North Carolina amended the law following massive backlash that resulted in boycotts from artists such as Springsteen, led the NCAA to threaten pulling its championship games from the state, and prompted tech companies to pull business from the state. However, the amended law still left trans people in danger of discrimination at public restrooms.
Graham back in 2016 criticized Springsteen’s boycott: “He says the NC law #HB2 to prevent men from being able to use women’s restrooms and locker rooms is going “backwards instead of forwards.” Well, to be honest, we need to go back! Back to God. Back to respecting and honoring His commands. Back to common sense. Mr. Springsteen, a nation embracing sin and bowing at the feet of godless secularism and political correctness is not progress.”
It is unclear why Facebook flagged a 2016 post, nearly three years after the fact.
It’s also not entirely clear whether Graham was trying to specifically misgender trasgendered people in the post by saying the law prevents “men from being able to use the women’s restrooms and locker rooms,” which is considered dehumanizing language to trans people, or following a common, debunked right-wing talking point that such nondiscrimination laws allow biological men to prey on women in restrooms.
Graham described Facebook’s policies as a “secret rulebook for policing speech” and said the company is trying to “define the truth.”
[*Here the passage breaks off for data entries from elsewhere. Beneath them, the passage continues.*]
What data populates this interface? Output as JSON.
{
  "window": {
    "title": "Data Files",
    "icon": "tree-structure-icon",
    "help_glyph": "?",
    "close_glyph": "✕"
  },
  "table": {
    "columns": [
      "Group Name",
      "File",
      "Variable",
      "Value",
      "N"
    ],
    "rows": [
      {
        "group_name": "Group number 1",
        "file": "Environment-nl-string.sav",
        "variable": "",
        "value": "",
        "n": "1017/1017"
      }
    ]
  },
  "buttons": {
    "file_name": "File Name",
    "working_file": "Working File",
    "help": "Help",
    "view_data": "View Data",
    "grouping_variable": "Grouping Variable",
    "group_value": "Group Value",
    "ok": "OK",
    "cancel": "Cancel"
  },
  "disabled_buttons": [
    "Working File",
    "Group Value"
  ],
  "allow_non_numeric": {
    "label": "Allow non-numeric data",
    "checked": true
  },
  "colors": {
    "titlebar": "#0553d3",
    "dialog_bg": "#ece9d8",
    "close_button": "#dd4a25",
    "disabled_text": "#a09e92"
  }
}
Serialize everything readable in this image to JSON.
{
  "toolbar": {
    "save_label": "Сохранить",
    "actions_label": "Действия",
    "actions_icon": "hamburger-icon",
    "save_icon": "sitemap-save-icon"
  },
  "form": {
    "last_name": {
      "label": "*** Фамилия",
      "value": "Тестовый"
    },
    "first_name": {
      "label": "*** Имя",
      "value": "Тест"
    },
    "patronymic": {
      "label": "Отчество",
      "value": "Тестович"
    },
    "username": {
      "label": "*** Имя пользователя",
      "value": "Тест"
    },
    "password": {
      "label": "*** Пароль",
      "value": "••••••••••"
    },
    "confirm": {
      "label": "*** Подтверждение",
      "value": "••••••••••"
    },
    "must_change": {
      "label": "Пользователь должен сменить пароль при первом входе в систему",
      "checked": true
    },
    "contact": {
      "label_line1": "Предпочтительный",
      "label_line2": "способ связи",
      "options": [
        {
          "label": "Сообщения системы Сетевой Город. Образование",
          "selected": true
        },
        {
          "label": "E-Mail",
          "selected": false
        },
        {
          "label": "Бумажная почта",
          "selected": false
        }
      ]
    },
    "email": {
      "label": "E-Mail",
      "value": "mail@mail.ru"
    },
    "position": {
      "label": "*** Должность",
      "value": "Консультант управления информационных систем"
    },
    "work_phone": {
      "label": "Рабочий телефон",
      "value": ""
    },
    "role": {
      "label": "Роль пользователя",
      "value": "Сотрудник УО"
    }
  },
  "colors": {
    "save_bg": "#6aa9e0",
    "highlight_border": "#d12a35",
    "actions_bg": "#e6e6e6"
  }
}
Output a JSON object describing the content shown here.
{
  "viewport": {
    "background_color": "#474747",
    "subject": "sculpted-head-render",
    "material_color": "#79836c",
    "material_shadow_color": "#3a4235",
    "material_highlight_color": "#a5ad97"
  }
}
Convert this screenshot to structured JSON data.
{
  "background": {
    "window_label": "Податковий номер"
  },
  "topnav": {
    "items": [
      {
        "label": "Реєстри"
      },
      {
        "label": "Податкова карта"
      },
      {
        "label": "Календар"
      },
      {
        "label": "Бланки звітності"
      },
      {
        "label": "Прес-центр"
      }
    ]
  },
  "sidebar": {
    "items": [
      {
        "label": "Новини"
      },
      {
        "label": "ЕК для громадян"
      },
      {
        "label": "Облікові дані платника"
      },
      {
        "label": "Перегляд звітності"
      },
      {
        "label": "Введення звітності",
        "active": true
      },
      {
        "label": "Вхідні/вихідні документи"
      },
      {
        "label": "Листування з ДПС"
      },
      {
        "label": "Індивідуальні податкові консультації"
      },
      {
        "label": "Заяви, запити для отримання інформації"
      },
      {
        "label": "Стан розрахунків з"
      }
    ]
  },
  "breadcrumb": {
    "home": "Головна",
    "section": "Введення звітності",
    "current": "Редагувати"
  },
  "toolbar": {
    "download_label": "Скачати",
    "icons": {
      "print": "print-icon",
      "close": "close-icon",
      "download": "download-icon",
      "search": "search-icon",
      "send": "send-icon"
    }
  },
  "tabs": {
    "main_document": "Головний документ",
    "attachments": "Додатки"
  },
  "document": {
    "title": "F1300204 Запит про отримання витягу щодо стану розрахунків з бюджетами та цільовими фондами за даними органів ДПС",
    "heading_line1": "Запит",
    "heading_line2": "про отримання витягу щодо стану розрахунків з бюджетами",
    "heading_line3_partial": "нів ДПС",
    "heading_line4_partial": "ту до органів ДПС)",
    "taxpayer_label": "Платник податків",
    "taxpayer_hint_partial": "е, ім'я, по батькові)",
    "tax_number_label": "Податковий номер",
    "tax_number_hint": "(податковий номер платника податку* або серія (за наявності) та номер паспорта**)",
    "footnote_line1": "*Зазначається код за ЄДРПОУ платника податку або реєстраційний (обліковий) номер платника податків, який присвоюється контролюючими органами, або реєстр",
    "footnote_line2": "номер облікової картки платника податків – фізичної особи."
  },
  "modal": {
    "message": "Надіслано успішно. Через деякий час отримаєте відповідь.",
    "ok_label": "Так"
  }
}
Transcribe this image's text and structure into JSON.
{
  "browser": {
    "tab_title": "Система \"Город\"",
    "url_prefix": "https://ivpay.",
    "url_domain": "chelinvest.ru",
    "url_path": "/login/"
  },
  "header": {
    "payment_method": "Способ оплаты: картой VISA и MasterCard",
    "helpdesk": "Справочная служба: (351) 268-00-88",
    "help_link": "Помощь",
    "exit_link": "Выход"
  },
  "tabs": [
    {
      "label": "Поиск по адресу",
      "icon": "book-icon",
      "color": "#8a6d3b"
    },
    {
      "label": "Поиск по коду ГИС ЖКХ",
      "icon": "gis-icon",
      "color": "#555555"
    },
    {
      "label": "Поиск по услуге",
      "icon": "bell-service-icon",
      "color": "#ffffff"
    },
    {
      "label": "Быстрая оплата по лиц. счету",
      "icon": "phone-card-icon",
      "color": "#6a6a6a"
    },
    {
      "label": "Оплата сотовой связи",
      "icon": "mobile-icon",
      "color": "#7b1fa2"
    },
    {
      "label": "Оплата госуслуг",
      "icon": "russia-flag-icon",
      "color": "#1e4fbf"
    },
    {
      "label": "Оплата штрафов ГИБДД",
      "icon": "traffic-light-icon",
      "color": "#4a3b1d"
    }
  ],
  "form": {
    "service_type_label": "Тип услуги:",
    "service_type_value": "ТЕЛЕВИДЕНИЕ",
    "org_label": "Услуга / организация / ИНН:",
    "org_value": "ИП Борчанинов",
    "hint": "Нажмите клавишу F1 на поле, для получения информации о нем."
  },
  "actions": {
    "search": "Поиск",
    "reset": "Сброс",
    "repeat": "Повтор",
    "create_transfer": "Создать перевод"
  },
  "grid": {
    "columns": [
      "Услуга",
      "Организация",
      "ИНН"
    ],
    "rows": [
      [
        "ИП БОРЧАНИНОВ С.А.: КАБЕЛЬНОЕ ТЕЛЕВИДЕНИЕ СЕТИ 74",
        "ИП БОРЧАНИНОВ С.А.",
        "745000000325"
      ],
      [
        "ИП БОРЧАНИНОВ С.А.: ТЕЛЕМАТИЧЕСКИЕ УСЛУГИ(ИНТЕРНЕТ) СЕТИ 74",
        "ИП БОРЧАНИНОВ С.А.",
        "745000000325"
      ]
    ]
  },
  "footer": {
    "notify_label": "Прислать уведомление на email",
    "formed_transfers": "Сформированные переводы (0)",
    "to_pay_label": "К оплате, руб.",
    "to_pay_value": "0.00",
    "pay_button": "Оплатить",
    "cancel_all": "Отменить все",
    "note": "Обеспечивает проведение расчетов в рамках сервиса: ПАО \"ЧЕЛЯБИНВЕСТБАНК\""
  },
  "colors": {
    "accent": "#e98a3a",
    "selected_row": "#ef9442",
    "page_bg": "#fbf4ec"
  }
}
In his appearance Sunday on Fox News, Graham said Facebook has thousands of people reviewing billions of pieces of content that is streamed over the social network each day and baselessly speculated that it was a “personal attack” against him.
“The problem with Facebook… If you disagree with their position on sexual orientation than you can be classified as hate speech or that you are a racist,” Graham said.
“The Bible is truth and I would hope they would look at the Bible and get some instruction on God’s word.”